▶ THE TASK: Exactly as written, output each record given below.

▶ SUPPLIED ENTRIES:
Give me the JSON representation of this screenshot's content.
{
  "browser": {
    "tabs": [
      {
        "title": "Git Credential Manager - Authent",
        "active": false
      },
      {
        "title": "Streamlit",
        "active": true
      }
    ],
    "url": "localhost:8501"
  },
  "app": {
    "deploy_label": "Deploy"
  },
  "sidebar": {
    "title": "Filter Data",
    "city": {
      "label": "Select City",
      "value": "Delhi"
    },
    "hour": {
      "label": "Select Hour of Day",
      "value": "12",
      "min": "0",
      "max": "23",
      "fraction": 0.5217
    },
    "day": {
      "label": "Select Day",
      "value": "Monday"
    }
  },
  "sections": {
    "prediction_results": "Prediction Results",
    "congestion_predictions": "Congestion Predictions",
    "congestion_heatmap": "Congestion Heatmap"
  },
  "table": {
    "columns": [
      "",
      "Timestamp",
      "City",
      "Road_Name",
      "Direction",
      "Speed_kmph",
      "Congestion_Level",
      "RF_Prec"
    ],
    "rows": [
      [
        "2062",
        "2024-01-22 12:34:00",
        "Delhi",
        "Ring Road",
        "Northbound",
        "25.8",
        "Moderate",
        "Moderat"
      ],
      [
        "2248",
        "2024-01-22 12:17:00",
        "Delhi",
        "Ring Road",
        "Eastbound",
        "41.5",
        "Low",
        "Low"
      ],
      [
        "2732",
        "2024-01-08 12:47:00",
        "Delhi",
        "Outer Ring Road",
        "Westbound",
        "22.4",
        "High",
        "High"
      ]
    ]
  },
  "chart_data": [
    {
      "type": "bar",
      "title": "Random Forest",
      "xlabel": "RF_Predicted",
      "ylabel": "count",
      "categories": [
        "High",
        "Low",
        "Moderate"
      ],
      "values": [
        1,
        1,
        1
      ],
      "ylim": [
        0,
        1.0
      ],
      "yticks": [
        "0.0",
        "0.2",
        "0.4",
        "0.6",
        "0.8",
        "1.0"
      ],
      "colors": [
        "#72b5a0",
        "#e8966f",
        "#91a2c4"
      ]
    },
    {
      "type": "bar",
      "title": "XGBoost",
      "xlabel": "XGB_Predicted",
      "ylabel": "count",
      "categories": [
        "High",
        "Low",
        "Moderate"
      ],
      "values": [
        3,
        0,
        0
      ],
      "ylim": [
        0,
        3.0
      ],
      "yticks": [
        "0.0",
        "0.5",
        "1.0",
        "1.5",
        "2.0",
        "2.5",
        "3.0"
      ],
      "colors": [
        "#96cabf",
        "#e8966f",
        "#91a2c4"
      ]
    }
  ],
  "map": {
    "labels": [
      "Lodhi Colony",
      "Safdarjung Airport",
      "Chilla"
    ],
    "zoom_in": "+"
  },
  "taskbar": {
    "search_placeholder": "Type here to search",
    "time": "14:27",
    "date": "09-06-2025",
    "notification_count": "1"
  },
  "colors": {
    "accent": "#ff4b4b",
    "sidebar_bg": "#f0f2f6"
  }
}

▶ YOUR SOLUTION:
Give me the JSON representation of this screenshot's content.
{
  "browser": {
    "tabs": [
      {
        "title": "Git Credential Manager - Authent",
        "active": false
      },
      {
        "title": "Streamlit",
        "active": true
      }
    ],
    "url": "localhost:8501"
  },
  "app": {
    "deploy_label": "Deploy"
  },
  "sidebar": {
    "title": "Filter Data",
    "city": {
      "label": "Select City",
      "value": "Delhi"
    },
    "hour": {
      "label": "Select Hour of Day",
      "value": "12",
      "min": "0",
      "max": "23",
      "fraction": 0.5217
    },
    "day": {
      "label": "Select Day",
      "value": "Monday"
    }
  },
  "sections": {
    "prediction_results": "Prediction Results",
    "congestion_predictions": "Congestion Predictions",
    "congestion_heatmap": "Congestion Heatmap"
  },
  "table": {
    "columns": [
      "",
      "Timestamp",
      "City",
      "Road_Name",
      "Direction",
      "Speed_kmph",
      "Congestion_Level",
      "RF_Prec"
    ],
    "rows": [
      [
        "2062",
        "2024-01-22 12:34:00",
        "Delhi",
        "Ring Road",
        "Northbound",
        "25.8",
        "Moderate",
        "Moderat"
      ],
      [
        "2248",
        "2024-01-22 12:17:00",
        "Delhi",
        "Ring Road",
        "Eastbound",
        "41.5",
        "Low",
        "Low"
      ],
      [
        "2732",
        "2024-01-08 12:47:00",
        "Delhi",
        "Outer Ring Road",
        "Westbound",
        "22.4",
        "High",
        "High"
      ]
    ]
  },
  "chart_data": [
    {
      "type": "bar",
      "title": "Random Forest",
      "xlabel": "RF_Predicted",
      "ylabel": "count",
      "categories": [
        "High",
        "Low",
        "Moderate"
      ],
      "values": [
        1,
        1,
        1
      ],
      "ylim": [
        0,
        1.0
      ],
      "yticks": [
        "0.0",
        "0.2",
        "0.4",
        "0.6",
        "0.8",
        "1.0"
      ],
      "colors": [
        "#72b5a0",
        "#e8966f",
        "#91a2c4"
      ]
    },
    {
      "type": "bar",
      "title": "XGBoost",
      "xlabel": "XGB_Predicted",
      "ylabel": "count",
      "categories": [
        "High",
        "Low",
        "Moderate"
      ],
      "values": [
        3,
        0,
        0
      ],
      "ylim": [
        0,
        3.0
      ],
      "yticks": [
        "0.0",
        "0.5",
        "1.0",
        "1.5",
        "2.0",
        "2.5",
        "3.0"
      ],
      "colors": [
        "#96cabf",
        "#e8966f",
        "#91a2c4"
      ]
    }
  ],
  "map": {
    "labels": [
      "Lodhi Colony",
      "Safdarjung Airport",
      "Chilla"
    ],
    "zoom_in": "+"
  },
  "taskbar": {
    "search_placeholder": "Type here to search",
    "time": "14:27",
    "date": "09-06-2025",
    "notification_count": "1"
  },
  "colors": {
    "accent": "#ff4b4b",
    "sidebar_bg": "#f0f2f6"
  }
}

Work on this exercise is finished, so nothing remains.